by Girinandini SinghMar 20, 2021
A studio situated in the middle of nowhere, literally. Just on the outskirts of Dhaka, in Bangladesh, in the vast expanse of green fields, a quaint straight-line structure, with a small pond next to it is the space used by Manir Mrittik for his art practice. A functional ceramic studio is primarily used for tableware production but his own practice is mostly oriented around image-based art. Some of the most striking works use historic masterpieces that are put out of context with his intervention that appears satirical and deep at the same time. I had the fortune of spending a day with Mrittik at his studio. A man of few words, we spoke of his concerns and process. I saw some of the most fascinating cyanotype prints, and his signature tapestry of interwoven images that combine his own along with that of a historic significance. And did I mention that we caught fresh fish from the pond for our lunch?...the afternoon could not have been better!
Here is an excerpt of our conversation as Mrittik revisits his works from 2014 during the current pandemic crisis.
Rahul Kumar (RK): Through your image work you talk about history as being “two-dimensional images and compact words”. You call it an “effort that condenses an entire way of life into limited frames”. Please elaborate on this ideology that you work with in your practice.
Manir Mrittik (MM): Let me put it simply. In our art history classes, we encountered the arts through the ages in the form of printed images and texts. As a visual artist, I work with images – mostly two-dimensional images. I try to express my artistic journey in limited frames. That’s all.
RK: In your series titled Alternative Masterpieces, what references are you intending to make through the metaphor of web and multi-dimensional interconnectedness?
MM: To me, the metaphor of web and multi-dimensional interconnectedness is self-explanatory. Let me quote from a concept note printed in my exhibition catalogue: “Invisible webs connect us all. They connect us with history and to those who made history. These threads of connection can turn a two-dimensional image into a many-dimensional experience. The webs can be used to see familiar things in new ways.

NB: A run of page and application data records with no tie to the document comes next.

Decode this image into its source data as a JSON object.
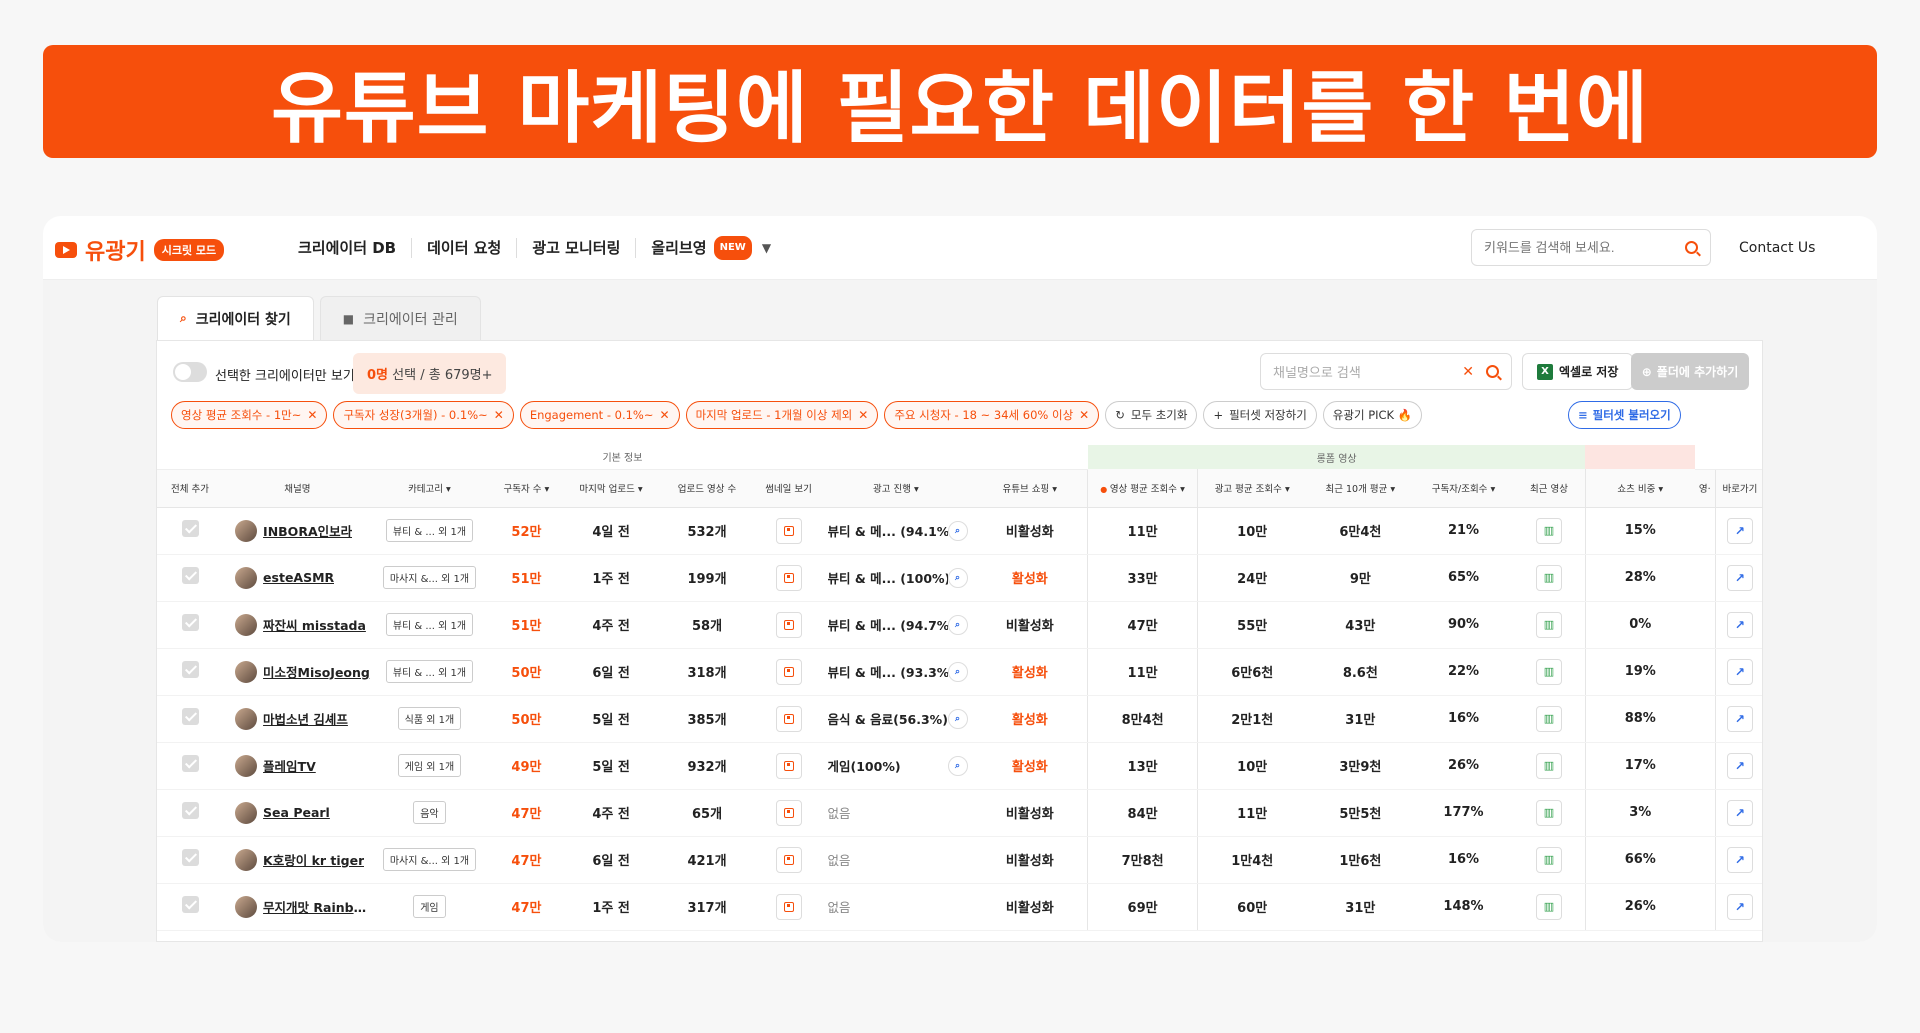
{
  "banner": {
    "title": "유튜브 마케팅에 필요한 데이터를 한 번에"
  },
  "header": {
    "logo_text": "유광기",
    "mode_badge": "시크릿 모드",
    "nav": [
      {
        "label": "크리에이터 DB"
      },
      {
        "label": "데이터 요청"
      },
      {
        "label": "광고 모니터링"
      },
      {
        "label": "올리브영",
        "badge": "NEW"
      }
    ],
    "search_placeholder": "키워드를 검색해 보세요.",
    "contact": "Contact Us"
  },
  "tabs": [
    {
      "label": "크리에이터 찾기",
      "icon": "search-icon"
    },
    {
      "label": "크리에이터 관리",
      "icon": "folder-icon"
    }
  ],
  "toolbar": {
    "only_selected_label": "선택한 크리에이터만 보기",
    "selected_count": "0명",
    "selected_suffix": "선택 / 총 679명+",
    "channel_search_placeholder": "채널명으로 검색",
    "excel_label": "엑셀로 저장",
    "folder_label": "폴더에 추가하기"
  },
  "filters": [
    "영상 평균 조회수 - 1만~",
    "구독자 성장(3개월) - 0.1%~",
    "Engagement - 0.1%~",
    "마지막 업로드 - 1개월 이상 제외",
    "주요 시청자 - 18 ~ 34세 60% 이상"
  ],
  "filter_actions": {
    "reset": "모두 초기화",
    "save": "필터셋 저장하기",
    "pick": "유광기 PICK 🔥",
    "load": "필터셋 불러오기"
  },
  "table": {
    "groups": {
      "basic": "기본 정보",
      "shorts": "롱폼 영상"
    },
    "headers": [
      "전체 추가",
      "채널명",
      "카테고리",
      "구독자 수",
      "마지막 업로드",
      "업로드 영상 수",
      "썸네일 보기",
      "광고 진행",
      "유튜브 쇼핑",
      "영상 평균 조회수",
      "광고 평균 조회수",
      "최근 10개 평균",
      "구독자/조회수",
      "최근 영상",
      "쇼츠 비중",
      "영·",
      "바로가기"
    ],
    "rows": [
      {
        "name": "INBORA인보라",
        "category": "뷰티 & ...  외 1개",
        "subs": "52만",
        "last": "4일 전",
        "videos": "532개",
        "ad": "뷰티 & 메...  (94.1%)",
        "shopping": "비활성화",
        "avg": "11만",
        "ad_avg": "10만",
        "recent10": "6만4천",
        "ratio": "21%",
        "shorts": "15%"
      },
      {
        "name": "esteASMR",
        "category": "마사지 &...  외 1개",
        "subs": "51만",
        "last": "1주 전",
        "videos": "199개",
        "ad": "뷰티 & 메...  (100%)",
        "shopping": "활성화",
        "avg": "33만",
        "ad_avg": "24만",
        "recent10": "9만",
        "ratio": "65%",
        "shorts": "28%"
      },
      {
        "name": "짜잔씨 misstada",
        "category": "뷰티 & ...  외 1개",
        "subs": "51만",
        "last": "4주 전",
        "videos": "58개",
        "ad": "뷰티 & 메...  (94.7%)",
        "shopping": "비활성화",
        "avg": "47만",
        "ad_avg": "55만",
        "recent10": "43만",
        "ratio": "90%",
        "shorts": "0%"
      },
      {
        "name": "미소정MisoJeong",
        "category": "뷰티 & ...  외 1개",
        "subs": "50만",
        "last": "6일 전",
        "videos": "318개",
        "ad": "뷰티 & 메...  (93.3%)",
        "shopping": "활성화",
        "avg": "11만",
        "ad_avg": "6만6천",
        "recent10": "8.6천",
        "ratio": "22%",
        "shorts": "19%"
      },
      {
        "name": "마법소년 김셰프",
        "category": "식품 외 1개",
        "subs": "50만",
        "last": "5일 전",
        "videos": "385개",
        "ad": "음식 & 음료(56.3%)",
        "shopping": "활성화",
        "avg": "8만4천",
        "ad_avg": "2만1천",
        "recent10": "31만",
        "ratio": "16%",
        "shorts": "88%"
      },
      {
        "name": "플레임TV",
        "category": "게임 외 1개",
        "subs": "49만",
        "last": "5일 전",
        "videos": "932개",
        "ad": "게임(100%)",
        "shopping": "활성화",
        "avg": "13만",
        "ad_avg": "10만",
        "recent10": "3만9천",
        "ratio": "26%",
        "shorts": "17%"
      },
      {
        "name": "Sea Pearl",
        "category": "음악",
        "subs": "47만",
        "last": "4주 전",
        "videos": "65개",
        "ad": "없음",
        "shopping": "비활성화",
        "avg": "84만",
        "ad_avg": "11만",
        "recent10": "5만5천",
        "ratio": "177%",
        "shorts": "3%"
      },
      {
        "name": "K호랑이 kr tiger",
        "category": "마사지 &...  외 1개",
        "subs": "47만",
        "last": "6일 전",
        "videos": "421개",
        "ad": "없음",
        "shopping": "비활성화",
        "avg": "7만8천",
        "ad_avg": "1만4천",
        "recent10": "1만6천",
        "ratio": "16%",
        "shorts": "66%"
      },
      {
        "name": "무지개맛 Rainbow...",
        "category": "게임",
        "subs": "47만",
        "last": "1주 전",
        "videos": "317개",
        "ad": "없음",
        "shopping": "비활성화",
        "avg": "69만",
        "ad_avg": "60만",
        "recent10": "31만",
        "ratio": "148%",
        "shorts": "26%"
      }
    ]
  },
  "colors": {
    "brand": "#f64f0c",
    "link": "#2f6be6",
    "chart": "#2f9e4a"
  }
}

Sometimes they can reveal layers that were hidden away. This work, Alternative Masterpieces seeks to explore those webs. The webs that reach through time and space, the webs that help us find meaning and purpose. This work is an attempt to shed some light on threads that are usually invisible.”
RK: Further, what are you trying to achieve and how would you like your viewer to see the intertwined images, one of a historic significance and other contemporary and personal? How do you deal with the idea of authorship in such works, say for instance in the work titled ‘Sunflower is mine’?
MM: Let me ask you a counter question: how Marcel Duchamp dealt with the idea of authorship, in the year of 1919, when he drew a moustache and beard on a postcard of da Vinci’s ‘Mona Lisa’? In my photographic performance series titled The Sunflower is Also Mine, in a Way (2016)I ‘appropriated’ Van Gogh’s series painting Sunflowers,whichis pretty obvious. I haven’t ever seen any of his ‘sunflowers’ in person, but the history and the significance of his flowers carry a certain fragrance, a fragrance that is impossible for any artist with a good nose to resist. So eventually my project sprouted from a single seed. It took me three months to grow a sunflower garden. It was quite an experience walking in those old boots, sitting in that garden full of blazing flora. I tried to experience the whole journey and could document only a few moments in different mediums.
RK: In your attempt to recreate masterpieces of the past, you speak of our desires being “hazy, messy and scattered”. How are these works contextualising the idea of beauty?
MM: You are referring to my photo tapestry series Venus Shattered (2017). In the West, Roman goddess Venus is widely celebrated as an icon of ideal beauty. It is also a well-known fact that the very concept of ideal beauty has been questioned throughout history. In my photo tapestry series I didn’t try to depict a new Venus from a different perspective, rather re-created Botticelli’s Venus in different situations – nude and clothed; and sometimes I even merged my self-portrait with her image. In my work, body – male or female – becomes pixelated. It is not only the beauty of the human form that attracts me, the beauty of the process of weaving is also very important to me while working in this particular medium, which is evident in my appropriation of Mona Lisa.
RK: In this time of unprecedented pandemic that faces all of us, it is interesting to revisit your 2014 work, titled Spirit Wing. How are these images reflecting on the idea of mind and spirituality in relation to the nature of water and consciousness? Why is this relevant in our immediate contemporary time?
MM: Spirit Wing (2014) can be easily renamed as ‘Self Isolation’ in this time of unprecedented COVID-19 pandemic. This series is somehow interconnected with my other photography series titled Self Discovery, in which I, an introvert person, discovered myself to be an inseparable part of nature.